• [Required work]: Using the records below, filter for lines that contain the string "mnemonic" and copy them out.

BEGIN Exercise inputs

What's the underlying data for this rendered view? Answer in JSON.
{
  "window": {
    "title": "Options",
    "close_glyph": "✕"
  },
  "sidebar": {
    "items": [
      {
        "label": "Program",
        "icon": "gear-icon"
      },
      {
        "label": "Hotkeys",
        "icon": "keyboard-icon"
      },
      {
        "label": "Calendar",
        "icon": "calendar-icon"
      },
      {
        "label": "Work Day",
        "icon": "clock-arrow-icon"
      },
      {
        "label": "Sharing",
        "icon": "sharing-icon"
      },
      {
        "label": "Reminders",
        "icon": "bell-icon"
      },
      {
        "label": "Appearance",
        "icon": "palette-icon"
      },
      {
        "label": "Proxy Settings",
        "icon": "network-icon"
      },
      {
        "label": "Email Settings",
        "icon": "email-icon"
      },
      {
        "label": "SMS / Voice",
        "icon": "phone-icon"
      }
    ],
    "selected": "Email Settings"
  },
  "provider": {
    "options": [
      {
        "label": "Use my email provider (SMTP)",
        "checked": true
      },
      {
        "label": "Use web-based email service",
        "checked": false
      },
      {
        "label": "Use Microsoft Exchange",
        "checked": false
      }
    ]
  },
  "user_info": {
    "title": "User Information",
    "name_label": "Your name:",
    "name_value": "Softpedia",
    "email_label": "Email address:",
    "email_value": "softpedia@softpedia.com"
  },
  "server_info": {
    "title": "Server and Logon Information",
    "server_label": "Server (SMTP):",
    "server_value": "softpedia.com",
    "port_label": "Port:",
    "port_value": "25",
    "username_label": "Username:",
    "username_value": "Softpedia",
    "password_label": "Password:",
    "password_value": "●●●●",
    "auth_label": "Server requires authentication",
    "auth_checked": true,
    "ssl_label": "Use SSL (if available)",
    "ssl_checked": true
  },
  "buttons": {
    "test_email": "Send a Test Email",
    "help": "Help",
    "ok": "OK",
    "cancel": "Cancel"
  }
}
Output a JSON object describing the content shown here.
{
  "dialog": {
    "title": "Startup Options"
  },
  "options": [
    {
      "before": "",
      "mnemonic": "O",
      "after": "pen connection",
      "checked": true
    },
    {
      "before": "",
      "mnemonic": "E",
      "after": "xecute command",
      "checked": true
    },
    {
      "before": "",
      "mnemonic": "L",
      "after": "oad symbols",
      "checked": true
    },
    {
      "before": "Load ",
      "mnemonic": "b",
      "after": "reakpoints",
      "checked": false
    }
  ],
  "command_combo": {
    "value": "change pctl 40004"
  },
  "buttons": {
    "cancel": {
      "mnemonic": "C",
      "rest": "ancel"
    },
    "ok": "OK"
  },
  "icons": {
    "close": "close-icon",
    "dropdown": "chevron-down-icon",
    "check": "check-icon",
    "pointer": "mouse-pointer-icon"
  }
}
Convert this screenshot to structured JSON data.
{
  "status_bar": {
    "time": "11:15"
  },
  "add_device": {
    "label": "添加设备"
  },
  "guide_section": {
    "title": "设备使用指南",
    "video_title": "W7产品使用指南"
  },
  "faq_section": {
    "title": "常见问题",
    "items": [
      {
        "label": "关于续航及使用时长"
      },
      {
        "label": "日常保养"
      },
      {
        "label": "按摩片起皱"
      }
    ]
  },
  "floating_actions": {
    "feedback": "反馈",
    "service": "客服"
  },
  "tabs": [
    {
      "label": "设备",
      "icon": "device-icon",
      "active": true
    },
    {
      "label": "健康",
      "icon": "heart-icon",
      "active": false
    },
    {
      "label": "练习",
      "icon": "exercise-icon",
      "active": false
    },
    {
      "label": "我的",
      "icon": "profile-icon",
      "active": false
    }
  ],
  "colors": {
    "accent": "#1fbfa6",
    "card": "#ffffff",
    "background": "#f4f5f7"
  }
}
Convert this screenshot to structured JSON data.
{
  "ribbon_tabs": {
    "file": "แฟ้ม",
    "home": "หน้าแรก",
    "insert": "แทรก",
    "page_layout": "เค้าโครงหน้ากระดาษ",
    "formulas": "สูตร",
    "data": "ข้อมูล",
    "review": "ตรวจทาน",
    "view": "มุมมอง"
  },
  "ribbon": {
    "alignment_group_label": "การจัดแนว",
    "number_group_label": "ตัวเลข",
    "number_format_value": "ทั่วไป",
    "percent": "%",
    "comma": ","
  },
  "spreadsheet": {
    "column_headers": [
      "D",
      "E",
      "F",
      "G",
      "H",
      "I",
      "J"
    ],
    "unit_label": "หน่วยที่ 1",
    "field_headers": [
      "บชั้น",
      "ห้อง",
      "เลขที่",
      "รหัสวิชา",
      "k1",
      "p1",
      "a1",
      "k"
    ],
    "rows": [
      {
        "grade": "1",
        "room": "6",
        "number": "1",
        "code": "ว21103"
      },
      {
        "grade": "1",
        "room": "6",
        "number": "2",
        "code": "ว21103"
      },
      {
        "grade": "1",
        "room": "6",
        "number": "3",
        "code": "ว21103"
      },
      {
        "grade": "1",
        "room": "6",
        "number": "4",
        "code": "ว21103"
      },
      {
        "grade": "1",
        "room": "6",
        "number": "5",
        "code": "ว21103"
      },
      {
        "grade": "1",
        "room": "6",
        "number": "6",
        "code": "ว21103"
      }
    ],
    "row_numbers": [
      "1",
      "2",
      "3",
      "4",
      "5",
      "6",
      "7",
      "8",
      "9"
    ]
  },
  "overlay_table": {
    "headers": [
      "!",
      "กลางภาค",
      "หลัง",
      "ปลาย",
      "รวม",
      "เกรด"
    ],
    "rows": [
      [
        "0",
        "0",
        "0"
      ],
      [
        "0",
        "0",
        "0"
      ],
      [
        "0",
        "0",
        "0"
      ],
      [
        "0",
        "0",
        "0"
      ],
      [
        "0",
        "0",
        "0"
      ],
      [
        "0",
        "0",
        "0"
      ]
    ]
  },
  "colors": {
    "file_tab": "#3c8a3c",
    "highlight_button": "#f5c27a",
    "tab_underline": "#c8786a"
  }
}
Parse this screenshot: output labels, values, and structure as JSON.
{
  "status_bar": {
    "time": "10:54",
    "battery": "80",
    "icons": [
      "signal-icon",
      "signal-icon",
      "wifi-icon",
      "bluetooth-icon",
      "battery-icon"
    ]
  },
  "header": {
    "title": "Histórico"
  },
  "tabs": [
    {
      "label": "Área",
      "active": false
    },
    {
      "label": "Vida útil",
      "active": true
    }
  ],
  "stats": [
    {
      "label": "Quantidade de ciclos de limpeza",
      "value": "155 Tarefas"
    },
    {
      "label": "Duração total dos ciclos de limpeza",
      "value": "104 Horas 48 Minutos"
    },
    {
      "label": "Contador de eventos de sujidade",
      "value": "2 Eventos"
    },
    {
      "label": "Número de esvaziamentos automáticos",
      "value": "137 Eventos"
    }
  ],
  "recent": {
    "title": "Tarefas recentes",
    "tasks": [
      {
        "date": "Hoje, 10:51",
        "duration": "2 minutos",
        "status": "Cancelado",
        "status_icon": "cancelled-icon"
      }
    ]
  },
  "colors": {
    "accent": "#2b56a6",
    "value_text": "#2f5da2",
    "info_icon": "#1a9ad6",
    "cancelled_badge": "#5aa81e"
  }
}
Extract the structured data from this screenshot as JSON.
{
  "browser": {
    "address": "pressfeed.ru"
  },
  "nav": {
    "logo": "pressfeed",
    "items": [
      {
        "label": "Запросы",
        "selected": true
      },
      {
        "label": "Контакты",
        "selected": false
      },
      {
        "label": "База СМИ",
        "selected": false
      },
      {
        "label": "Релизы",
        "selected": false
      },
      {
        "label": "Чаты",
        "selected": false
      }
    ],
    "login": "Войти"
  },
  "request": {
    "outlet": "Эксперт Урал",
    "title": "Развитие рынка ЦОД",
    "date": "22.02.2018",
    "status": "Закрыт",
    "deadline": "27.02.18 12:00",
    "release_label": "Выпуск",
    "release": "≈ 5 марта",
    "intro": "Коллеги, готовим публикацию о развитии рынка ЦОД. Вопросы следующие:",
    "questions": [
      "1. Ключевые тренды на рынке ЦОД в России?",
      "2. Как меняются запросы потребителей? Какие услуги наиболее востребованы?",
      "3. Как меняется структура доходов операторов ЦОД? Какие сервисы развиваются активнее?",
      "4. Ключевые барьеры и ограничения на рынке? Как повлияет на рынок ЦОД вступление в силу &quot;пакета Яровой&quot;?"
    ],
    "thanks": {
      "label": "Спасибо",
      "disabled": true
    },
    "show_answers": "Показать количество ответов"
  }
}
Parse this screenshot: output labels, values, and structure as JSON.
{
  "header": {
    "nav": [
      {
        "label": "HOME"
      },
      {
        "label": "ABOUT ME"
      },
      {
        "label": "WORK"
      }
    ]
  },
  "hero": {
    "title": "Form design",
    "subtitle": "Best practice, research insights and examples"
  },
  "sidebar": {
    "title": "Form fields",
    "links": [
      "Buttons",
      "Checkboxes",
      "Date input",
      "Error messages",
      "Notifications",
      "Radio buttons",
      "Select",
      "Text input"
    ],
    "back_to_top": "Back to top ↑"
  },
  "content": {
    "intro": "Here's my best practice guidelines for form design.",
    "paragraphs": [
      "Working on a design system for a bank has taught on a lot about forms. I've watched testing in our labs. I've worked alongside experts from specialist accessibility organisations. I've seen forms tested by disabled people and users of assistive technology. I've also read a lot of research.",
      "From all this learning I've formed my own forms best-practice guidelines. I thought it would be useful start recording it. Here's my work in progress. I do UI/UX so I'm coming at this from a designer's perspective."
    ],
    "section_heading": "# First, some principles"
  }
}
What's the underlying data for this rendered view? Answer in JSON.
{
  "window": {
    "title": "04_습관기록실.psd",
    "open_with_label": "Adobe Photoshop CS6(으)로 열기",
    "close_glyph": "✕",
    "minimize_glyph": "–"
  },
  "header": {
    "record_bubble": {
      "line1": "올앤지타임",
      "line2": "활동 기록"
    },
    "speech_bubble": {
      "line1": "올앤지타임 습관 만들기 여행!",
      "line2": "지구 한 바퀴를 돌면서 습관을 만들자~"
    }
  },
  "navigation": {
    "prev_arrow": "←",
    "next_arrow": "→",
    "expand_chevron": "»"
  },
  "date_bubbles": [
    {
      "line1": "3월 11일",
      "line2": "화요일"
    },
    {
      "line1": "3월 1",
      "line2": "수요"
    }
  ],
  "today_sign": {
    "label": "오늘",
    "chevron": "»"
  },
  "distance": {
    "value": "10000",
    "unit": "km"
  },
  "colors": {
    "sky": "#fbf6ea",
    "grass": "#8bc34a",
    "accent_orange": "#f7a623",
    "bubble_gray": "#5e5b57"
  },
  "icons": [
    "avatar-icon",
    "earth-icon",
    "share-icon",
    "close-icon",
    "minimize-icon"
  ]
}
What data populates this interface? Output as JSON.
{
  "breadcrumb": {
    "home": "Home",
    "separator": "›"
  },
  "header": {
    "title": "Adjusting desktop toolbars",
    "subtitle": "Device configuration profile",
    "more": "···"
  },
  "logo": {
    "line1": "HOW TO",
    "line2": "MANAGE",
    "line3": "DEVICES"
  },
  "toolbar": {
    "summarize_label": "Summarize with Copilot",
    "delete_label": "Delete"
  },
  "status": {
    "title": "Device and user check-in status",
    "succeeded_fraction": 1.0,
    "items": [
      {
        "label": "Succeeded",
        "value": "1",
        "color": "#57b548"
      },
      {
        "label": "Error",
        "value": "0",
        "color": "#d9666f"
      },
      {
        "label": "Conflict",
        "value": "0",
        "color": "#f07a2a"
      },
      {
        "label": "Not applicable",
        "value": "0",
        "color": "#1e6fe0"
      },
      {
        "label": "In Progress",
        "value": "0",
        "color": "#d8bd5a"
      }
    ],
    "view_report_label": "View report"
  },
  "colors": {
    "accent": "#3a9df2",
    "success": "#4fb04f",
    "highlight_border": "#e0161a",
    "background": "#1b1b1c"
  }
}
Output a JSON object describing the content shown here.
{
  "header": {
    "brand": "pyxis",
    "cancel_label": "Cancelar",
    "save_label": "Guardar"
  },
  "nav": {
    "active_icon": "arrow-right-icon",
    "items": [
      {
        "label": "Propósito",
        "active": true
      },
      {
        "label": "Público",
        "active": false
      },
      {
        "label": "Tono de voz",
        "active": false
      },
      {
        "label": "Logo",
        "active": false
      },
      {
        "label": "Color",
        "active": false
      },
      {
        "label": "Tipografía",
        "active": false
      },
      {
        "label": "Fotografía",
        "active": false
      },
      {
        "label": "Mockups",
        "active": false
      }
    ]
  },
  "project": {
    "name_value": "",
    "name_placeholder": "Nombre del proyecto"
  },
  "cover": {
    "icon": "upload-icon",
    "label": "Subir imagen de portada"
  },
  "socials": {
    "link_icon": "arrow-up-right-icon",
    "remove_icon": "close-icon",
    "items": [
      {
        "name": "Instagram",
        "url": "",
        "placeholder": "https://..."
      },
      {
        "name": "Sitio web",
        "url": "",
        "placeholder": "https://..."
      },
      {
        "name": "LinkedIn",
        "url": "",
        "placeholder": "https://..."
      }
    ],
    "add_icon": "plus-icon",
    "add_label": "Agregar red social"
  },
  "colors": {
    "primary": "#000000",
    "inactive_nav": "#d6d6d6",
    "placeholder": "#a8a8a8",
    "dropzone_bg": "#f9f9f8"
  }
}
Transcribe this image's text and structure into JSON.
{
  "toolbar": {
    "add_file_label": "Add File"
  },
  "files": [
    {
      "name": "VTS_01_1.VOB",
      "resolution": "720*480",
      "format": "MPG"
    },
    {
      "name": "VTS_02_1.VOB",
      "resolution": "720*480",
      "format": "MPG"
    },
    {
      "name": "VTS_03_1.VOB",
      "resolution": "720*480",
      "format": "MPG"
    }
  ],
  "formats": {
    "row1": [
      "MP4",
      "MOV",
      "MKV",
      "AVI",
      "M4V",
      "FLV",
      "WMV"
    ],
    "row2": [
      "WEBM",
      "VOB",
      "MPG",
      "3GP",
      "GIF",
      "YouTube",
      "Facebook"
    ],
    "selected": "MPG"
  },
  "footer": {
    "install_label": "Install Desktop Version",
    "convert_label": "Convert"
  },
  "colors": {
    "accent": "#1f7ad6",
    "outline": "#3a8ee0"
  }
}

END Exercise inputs

• [Response]:
      "mnemonic": "O",
      "mnemonic": "E",
      "mnemonic": "L",
      "mnemonic": "b",
      "mnemonic": "C",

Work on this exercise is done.